According to a study released to day by the Denver-based Privacy Foundation, 14 million employees, or just over one-third of the online workforce in the U.S., have their Internet or e-mail use monitored by their employers.
Worldwide, the number of employees under such surveillance is about 27 million, the study reports.
The availability of inexpensive technology is driving the growth of employee monitoring, according to Andrew Schulman, the Privacy Foundation's chief researcher.
Within the past few years, employee monitoring, as measured by the sales of surveillance software, has increased at least twice as fast as the number of U.S. employees with Internet access, according to the study. Worldwide sales of employee-monitoring software are estimated at US$140 million a year, or about $5.25 per monitored employee per year, the foundation said.
The use of such technology raises the issue of employees' privacy in the workplace.
At the very least, employers should let their employees know that their Internet and e-mail use is being monitored, the foundation said. Employees should also find out if their employer is monitoring their e-mail and Internet use, and determine which monitoring system is being used.
"While employers may fear that putting such knowledge in the hands of employees may allow employees to circumvent these systems, the practice of keeping employees uninformed about the details of monitoring may be tantamount to entrapment," according to the report.
The report said that a "splash-screen" warning each time an employee starts his computer is the minimum requirement for adequate notice of continuous monitoring of online activities.
However, such notice may not be enough. Employees should also be able to see, review and append comments to the logs and reports that have been kept by employers on their e-mail and Internet activities, the study said.
The foundation is also concerned that although monitoring the workplace to catch "slackers" may seem judicious to an employer, it may also create an atmosphere of hostility and suspicion.
Andrew Shen, a policy analyst at the Washington-based Electronic Privacy Information Center, said he agrees with the foundation's essential claim that "a lot of what is driving [employee monitoring] is that the technology is becoming cheaper and easier to use."
Shen said the only way to regulate privacy in the workplace is through legislation. While the issue has been taken up by Congress, Shen said it has not gone very far because it's being driven by the employers, not employees.
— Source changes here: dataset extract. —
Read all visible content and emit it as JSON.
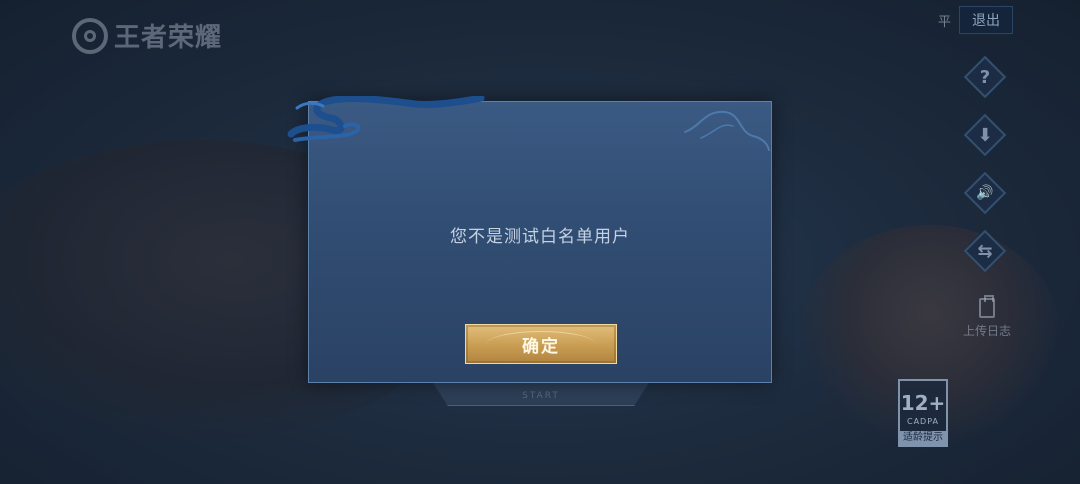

"There's really not much an employee can do," Shen said. "It's not fair to the employee. An employee works 45 hours a week and finds he is being monitored 45 hours a week. What can he do? Quit his job?"